- **Task brief**
A word-for-word copy of the data is what's wanted; pictures stay out of it.

- **Data**
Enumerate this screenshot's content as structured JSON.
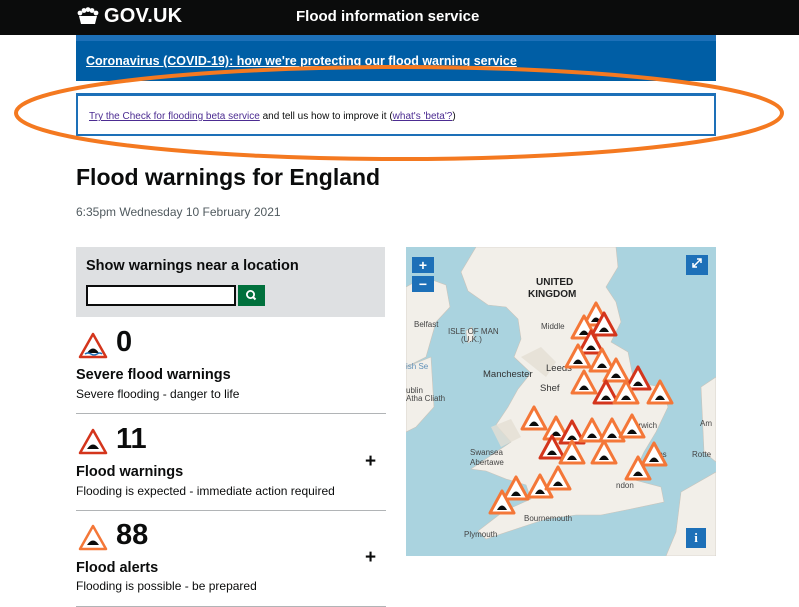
{
  "header": {
    "logo_text": "GOV.UK",
    "service_name": "Flood information service"
  },
  "covid_banner": {
    "link_text": "Coronavirus (COVID-19): how we're protecting our flood warning service"
  },
  "beta_banner": {
    "link_text": "Try the Check for flooding beta service",
    "middle_text": " and tell us how to improve it (",
    "beta_link_text": "what's 'beta'?",
    "end_text": ")"
  },
  "page": {
    "title": "Flood warnings for England",
    "timestamp": "6:35pm Wednesday 10 February 2021"
  },
  "search": {
    "title": "Show warnings near a location",
    "input_value": "",
    "button_icon": "search-icon"
  },
  "warnings": [
    {
      "count": "0",
      "label": "Severe flood warnings",
      "description": "Severe flooding - danger to life",
      "icon": "severe-flood-warning-icon"
    },
    {
      "count": "11",
      "label": "Flood warnings",
      "description": "Flooding is expected - immediate action required",
      "icon": "flood-warning-icon",
      "expand": "+"
    },
    {
      "count": "88",
      "label": "Flood alerts",
      "description": "Flooding is possible - be prepared",
      "icon": "flood-alert-icon",
      "expand": "+"
    }
  ],
  "map": {
    "zoom_in": "+",
    "zoom_out": "−",
    "info": "i",
    "labels": {
      "country_line1": "UNITED",
      "country_line2": "KINGDOM",
      "belfast": "Belfast",
      "isle_of_man_1": "ISLE OF MAN",
      "isle_of_man_2": "(U.K.)",
      "irish_sea": "ish Se",
      "ublin": "ublin",
      "ath_cliath": "Atha Cliath",
      "middle": "Middle",
      "leeds": "Leeds",
      "manchester": "Manchester",
      "shef": "Shef",
      "swansea": "Swansea",
      "abertawe": "Abertawe",
      "plymouth": "Plymouth",
      "bournemouth": "Bournemouth",
      "ips": "Ips",
      "rotte": "Rotte",
      "am": "Am",
      "norwich": "orwich",
      "london": "ndon"
    }
  },
  "colors": {
    "header_bg": "#0b0c0c",
    "covid_banner_bg": "#005ea5",
    "link_blue": "#1d70b8",
    "search_panel_bg": "#dee0e2",
    "search_button_bg": "#00703c",
    "warning_red": "#d4351c",
    "alert_orange": "#f47738",
    "annotation_orange": "#f47920"
  }
}
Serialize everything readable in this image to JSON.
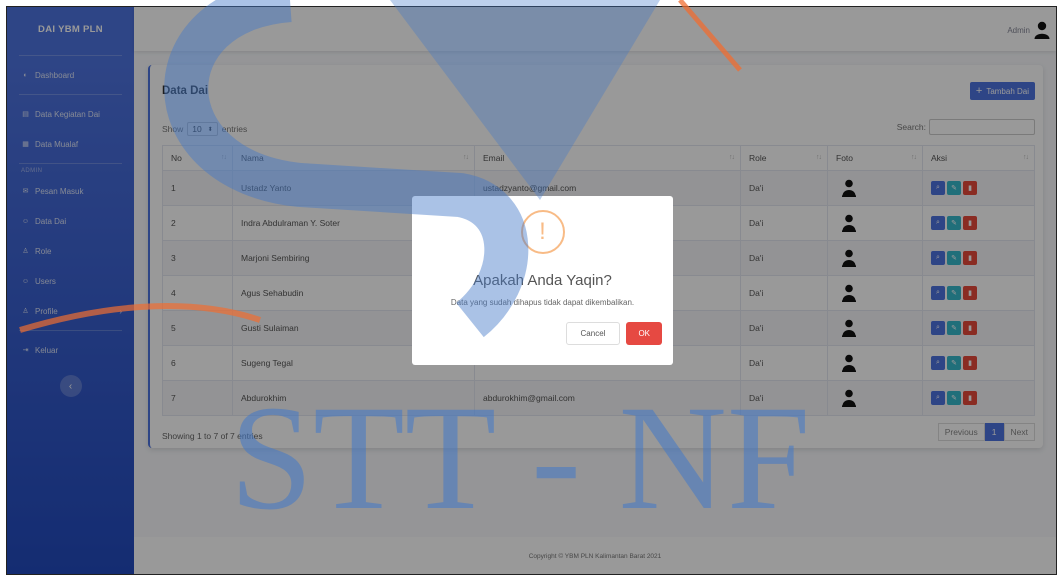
{
  "sidebar": {
    "brand": "DAI YBM PLN",
    "items": [
      {
        "label": "Dashboard"
      },
      {
        "label": "Data Kegiatan Dai"
      },
      {
        "label": "Data Mualaf"
      }
    ],
    "admin_heading": "ADMIN",
    "admin_items": [
      {
        "label": "Pesan Masuk"
      },
      {
        "label": "Data Dai"
      },
      {
        "label": "Role"
      },
      {
        "label": "Users"
      },
      {
        "label": "Profile"
      }
    ],
    "logout": "Keluar",
    "toggle": "‹"
  },
  "topbar": {
    "user": "Admin"
  },
  "card": {
    "title": "Data Dai",
    "add_button": "Tambah Dai",
    "show": "Show",
    "entries_value": "10",
    "entries": "entries",
    "search_label": "Search:",
    "columns": [
      "No",
      "Nama",
      "Email",
      "Role",
      "Foto",
      "Aksi"
    ],
    "rows": [
      {
        "no": "1",
        "nama": "Ustadz Yanto",
        "email": "ustadzyanto@gmail.com",
        "role": "Da'i"
      },
      {
        "no": "2",
        "nama": "Indra Abdulraman Y. Soter",
        "email": "",
        "role": "Da'i"
      },
      {
        "no": "3",
        "nama": "Marjoni Sembiring",
        "email": "",
        "role": "Da'i"
      },
      {
        "no": "4",
        "nama": "Agus Sehabudin",
        "email": "",
        "role": "Da'i"
      },
      {
        "no": "5",
        "nama": "Gusti Sulaiman",
        "email": "",
        "role": "Da'i"
      },
      {
        "no": "6",
        "nama": "Sugeng Tegal",
        "email": "",
        "role": "Da'i"
      },
      {
        "no": "7",
        "nama": "Abdurokhim",
        "email": "abdurokhim@gmail.com",
        "role": "Da'i"
      }
    ],
    "info": "Showing 1 to 7 of 7 entries",
    "pager": {
      "prev": "Previous",
      "page": "1",
      "next": "Next"
    }
  },
  "footer": "Copyright © YBM PLN Kalimantan Barat 2021",
  "modal": {
    "icon": "!",
    "title": "Apakah Anda Yaqin?",
    "text": "Data yang sudah dihapus tidak dapat dikembalikan.",
    "cancel": "Cancel",
    "ok": "OK"
  },
  "watermark": {
    "text": "STT - NF"
  },
  "colors": {
    "primary": "#4e73df",
    "danger": "#e74a3b",
    "info": "#36b9cc",
    "warning_icon": "#f8bb86"
  }
}
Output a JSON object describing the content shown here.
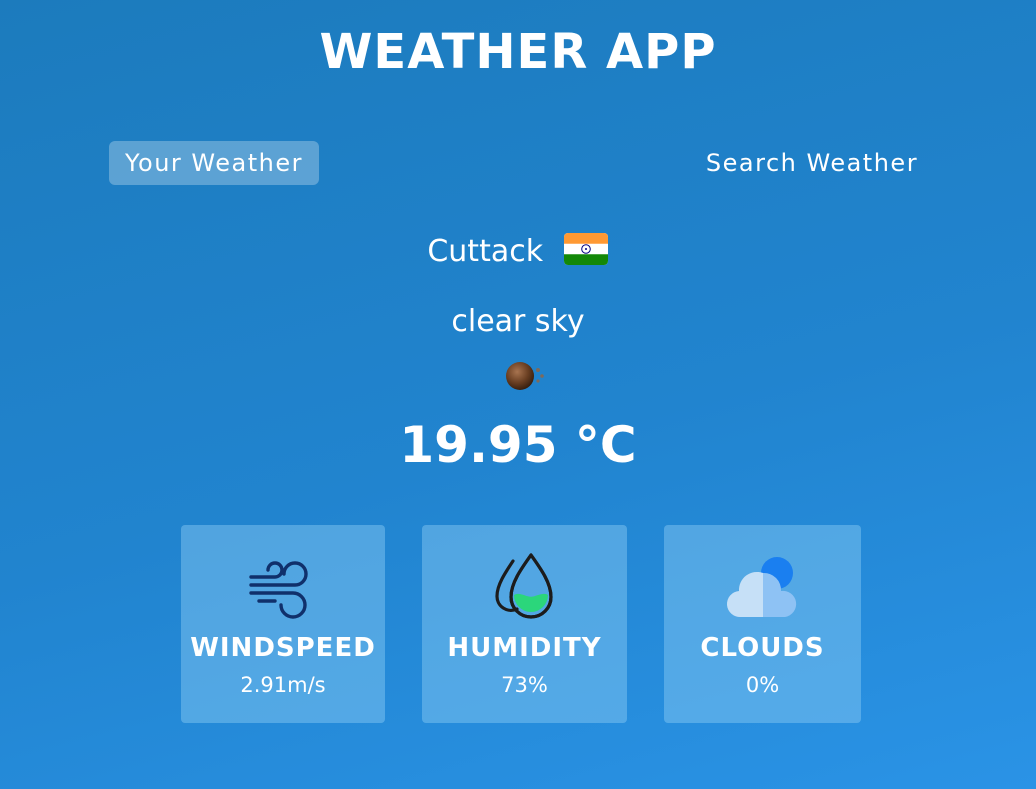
{
  "app": {
    "title": "WEATHER APP"
  },
  "tabs": [
    {
      "label": "Your Weather",
      "active": true
    },
    {
      "label": "Search Weather",
      "active": false
    }
  ],
  "weather": {
    "city": "Cuttack",
    "country_flag_icon": "india-flag-icon",
    "condition": "clear sky",
    "condition_icon": "clear-sky-icon",
    "temperature": "19.95 °C"
  },
  "stats": [
    {
      "label": "WINDSPEED",
      "value": "2.91m/s",
      "icon": "wind-icon"
    },
    {
      "label": "HUMIDITY",
      "value": "73%",
      "icon": "humidity-icon"
    },
    {
      "label": "CLOUDS",
      "value": "0%",
      "icon": "cloud-icon"
    }
  ],
  "colors": {
    "background_top": "#1c7bbd",
    "background_bottom": "#2a93e6",
    "card_background": "#8ccdf5",
    "humidity_fill": "#2bd67b",
    "cloud_accent": "#1a7ff0"
  }
}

- **Task output**
Enumerate this screenshot's content as structured JSON.
{
  "header": {
    "logo_text": "GOV.UK",
    "service_name": "Flood information service"
  },
  "covid_banner": {
    "link_text": "Coronavirus (COVID-19): how we're protecting our flood warning service"
  },
  "beta_banner": {
    "link_text": "Try the Check for flooding beta service",
    "middle_text": " and tell us how to improve it (",
    "beta_link_text": "what's 'beta'?",
    "end_text": ")"
  },
  "page": {
    "title": "Flood warnings for England",
    "timestamp": "6:35pm Wednesday 10 February 2021"
  },
  "search": {
    "title": "Show warnings near a location",
    "input_value": "",
    "button_icon": "search-icon"
  },
  "warnings": [
    {
      "count": "0",
      "label": "Severe flood warnings",
      "description": "Severe flooding - danger to life",
      "icon": "severe-flood-warning-icon"
    },
    {
      "count": "11",
      "label": "Flood warnings",
      "description": "Flooding is expected - immediate action required",
      "icon": "flood-warning-icon",
      "expand": "+"
    },
    {
      "count": "88",
      "label": "Flood alerts",
      "description": "Flooding is possible - be prepared",
      "icon": "flood-alert-icon",
      "expand": "+"
    }
  ],
  "map": {
    "zoom_in": "+",
    "zoom_out": "−",
    "info": "i",
    "labels": {
      "country_line1": "UNITED",
      "country_line2": "KINGDOM",
      "belfast": "Belfast",
      "isle_of_man_1": "ISLE OF MAN",
      "isle_of_man_2": "(U.K.)",
      "irish_sea": "ish Se",
      "ublin": "ublin",
      "ath_cliath": "Atha Cliath",
      "middle": "Middle",
      "leeds": "Leeds",
      "manchester": "Manchester",
      "shef": "Shef",
      "swansea": "Swansea",
      "abertawe": "Abertawe",
      "plymouth": "Plymouth",
      "bournemouth": "Bournemouth",
      "ips": "Ips",
      "rotte": "Rotte",
      "am": "Am",
      "norwich": "orwich",
      "london": "ndon"
    }
  },
  "colors": {
    "header_bg": "#0b0c0c",
    "covid_banner_bg": "#005ea5",
    "link_blue": "#1d70b8",
    "search_panel_bg": "#dee0e2",
    "search_button_bg": "#00703c",
    "warning_red": "#d4351c",
    "alert_orange": "#f47738",
    "annotation_orange": "#f47920"
  }
}
Serialize everything readable in this image to JSON.
{
  "sidebar": {
    "brand": "DAI YBM PLN",
    "items": [
      {
        "label": "Dashboard"
      },
      {
        "label": "Data Kegiatan Dai"
      },
      {
        "label": "Data Mualaf"
      }
    ],
    "admin_heading": "ADMIN",
    "admin_items": [
      {
        "label": "Pesan Masuk"
      },
      {
        "label": "Data Dai"
      },
      {
        "label": "Role"
      },
      {
        "label": "Users"
      },
      {
        "label": "Profile"
      }
    ],
    "logout": "Keluar",
    "toggle": "‹"
  },
  "topbar": {
    "user": "Admin"
  },
  "card": {
    "title": "Data Dai",
    "add_button": "Tambah Dai",
    "show": "Show",
    "entries_value": "10",
    "entries": "entries",
    "search_label": "Search:",
    "columns": [
      "No",
      "Nama",
      "Email",
      "Role",
      "Foto",
      "Aksi"
    ],
    "rows": [
      {
        "no": "1",
        "nama": "Ustadz Yanto",
        "email": "ustadzyanto@gmail.com",
        "role": "Da'i"
      },
      {
        "no": "2",
        "nama": "Indra Abdulraman Y. Soter",
        "email": "",
        "role": "Da'i"
      },
      {
        "no": "3",
        "nama": "Marjoni Sembiring",
        "email": "",
        "role": "Da'i"
      },
      {
        "no": "4",
        "nama": "Agus Sehabudin",
        "email": "",
        "role": "Da'i"
      },
      {
        "no": "5",
        "nama": "Gusti Sulaiman",
        "email": "",
        "role": "Da'i"
      },
      {
        "no": "6",
        "nama": "Sugeng Tegal",
        "email": "",
        "role": "Da'i"
      },
      {
        "no": "7",
        "nama": "Abdurokhim",
        "email": "abdurokhim@gmail.com",
        "role": "Da'i"
      }
    ],
    "info": "Showing 1 to 7 of 7 entries",
    "pager": {
      "prev": "Previous",
      "page": "1",
      "next": "Next"
    }
  },
  "footer": "Copyright © YBM PLN Kalimantan Barat 2021",
  "modal": {
    "icon": "!",
    "title": "Apakah Anda Yaqin?",
    "text": "Data yang sudah dihapus tidak dapat dikembalikan.",
    "cancel": "Cancel",
    "ok": "OK"
  },
  "watermark": {
    "text": "STT - NF"
  },
  "colors": {
    "primary": "#4e73df",
    "danger": "#e74a3b",
    "info": "#36b9cc",
    "warning_icon": "#f8bb86"
  }
}
Output a JSON object describing the content shown here.
{
  "app": {
    "title": "WEATHER APP"
  },
  "tabs": [
    {
      "label": "Your Weather",
      "active": true
    },
    {
      "label": "Search Weather",
      "active": false
    }
  ],
  "weather": {
    "city": "Cuttack",
    "country_flag_icon": "india-flag-icon",
    "condition": "clear sky",
    "condition_icon": "clear-sky-icon",
    "temperature": "19.95 °C"
  },
  "stats": [
    {
      "label": "WINDSPEED",
      "value": "2.91m/s",
      "icon": "wind-icon"
    },
    {
      "label": "HUMIDITY",
      "value": "73%",
      "icon": "humidity-icon"
    },
    {
      "label": "CLOUDS",
      "value": "0%",
      "icon": "cloud-icon"
    }
  ],
  "colors": {
    "background_top": "#1c7bbd",
    "background_bottom": "#2a93e6",
    "card_background": "#8ccdf5",
    "humidity_fill": "#2bd67b",
    "cloud_accent": "#1a7ff0"
  }
}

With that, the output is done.